It took hours. My friends came over around nine, bringing marshmallows and their own piles. While we waited for my dad to come home and start the fire, we sat on my back porch, eating M&Ms and screaming out the lyrics to "What Makes You Beautiful" or whatever else they pulled up on my iPod.
That phase of the party lasted about half an hour. The following three were spent shoving papers into the fire pit nonstop. We barely had time to roast s'mores. At first we crumpled individual papers in an effort to spread the fire to the coals, which never actually cooperated.
Fire is one of the most beautiful things known to humanity, especially when this is the fire you've been looking forward to since we did this last year. It's what got me through those grueling nights of geography homework (you know you're an honor student when you consider sleep a hobby), just thinking of these blasted papers catching fire. It's funny, as much as I hated them, I never deeply imagined the fire itself. It was more the general idea of burning, all this busywork being gone and over. I didn't envision it the way things turned out. I wish I'd taken pictures, but I was too busy to run into the house.
I love the way pencil lead shines silver with flames beneath it, the brilliance of light through white paper, the green glow blue paper casts. The way it crumbles in on itself, brown tinged with violet edges shrinking to black. The heaps of ash sheets when we began igniting entire heaps to speed things up. The way you find whole papers surviving unscared when you stir up the ashes. The black crumpled pieces wrinkled with orange. Embers shooting off into the night like the fireflies we don't get in Utah.
I did my folders later, the colored ink bleeding teal. My Spanish binder dangled from a marshmallow stick. The plastic bubbled and conformed with the cardboard, the pink kitty cover fading, any grotesqueness shielded by the light.
My planner, which I almost didn't dare do. I treating the thing almost like a diary. My depressing daily homework lists, my doodles of stars, and the lists...my bucket lists, weekly goal lists, and over-the-summer lists. It died in pagey wafers and took forever about it.
My finale was my math notebook with all the feelings of boredom and contempt it held. Goodbye to my dooles-a seahors, a dinosaur, a volcano, a Victorian style manor.
Hmm. That might have been useful for next year. Never mind.
My friends were done more quickly. They just finished seventh and eighth grade, so they didn't have the option of taking honors classes. Hanna and Natalee left early because of curfews. My friend Ashlin picked up on their piles once she was done with her own, but I was burning all through the night until we finished at 12:30 A.M.. The ashes flowed over the edges of the fire pit, even after we knocked some into the dirt and released some as embers, dancing up to the heavens like the fireflies we don't get in Utah.

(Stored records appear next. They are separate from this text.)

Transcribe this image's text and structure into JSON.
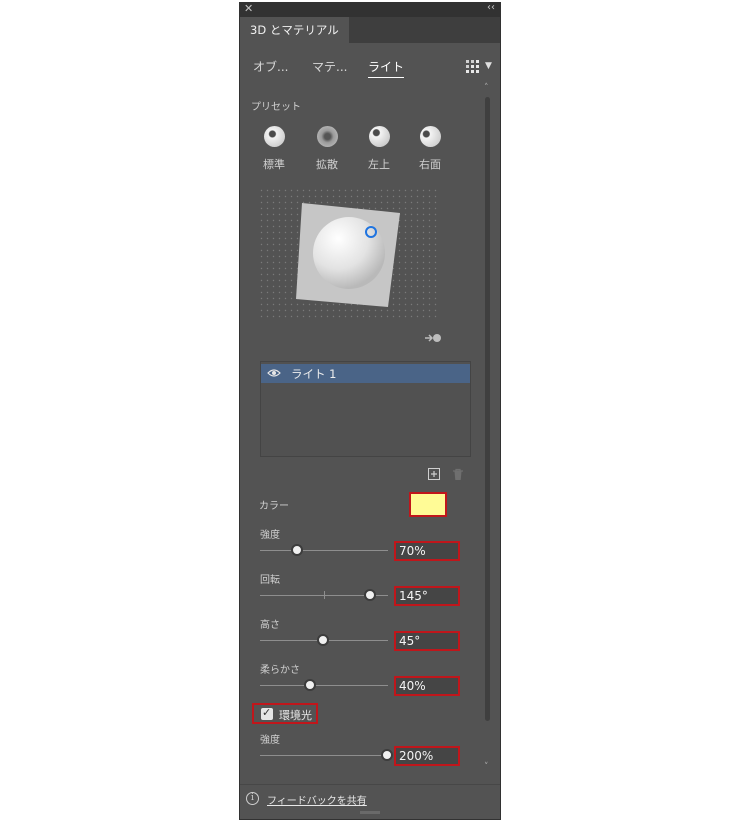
{
  "panel": {
    "title": "3D とマテリアル"
  },
  "subtabs": [
    {
      "label": "オブ..."
    },
    {
      "label": "マテ..."
    },
    {
      "label": "ライト",
      "active": true
    }
  ],
  "presets": {
    "heading": "プリセット",
    "items": [
      {
        "label": "標準"
      },
      {
        "label": "拡散"
      },
      {
        "label": "左上"
      },
      {
        "label": "右面"
      }
    ]
  },
  "lights": {
    "items": [
      {
        "label": "ライト 1",
        "visible": true,
        "selected": true
      }
    ]
  },
  "properties": {
    "color_label": "カラー",
    "color_value": "#fffb96",
    "intensity": {
      "label": "強度",
      "value": "70%",
      "fraction": 0.3
    },
    "rotation": {
      "label": "回転",
      "value": "145°",
      "fraction": 0.87
    },
    "height": {
      "label": "高さ",
      "value": "45°",
      "fraction": 0.5
    },
    "softness": {
      "label": "柔らかさ",
      "value": "40%",
      "fraction": 0.4
    },
    "ambient": {
      "label": "環境光",
      "checked": true
    },
    "ambient_intensity": {
      "label": "強度",
      "value": "200%",
      "fraction": 1.0
    }
  },
  "footer": {
    "feedback": "フィードバックを共有"
  },
  "colors": {
    "panel_bg": "#535353",
    "selection": "#4a6487",
    "highlight_border": "#c0161b",
    "light_handle": "#1f74e0"
  },
  "icons": [
    "close-icon",
    "collapse-icon",
    "grid-icon",
    "chevron-down-icon",
    "eye-icon",
    "add-light-icon",
    "trash-icon",
    "move-light-icon",
    "info-icon"
  ]
}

We did enjoy it alright. I hope every day of the rest of my summer is this amazing.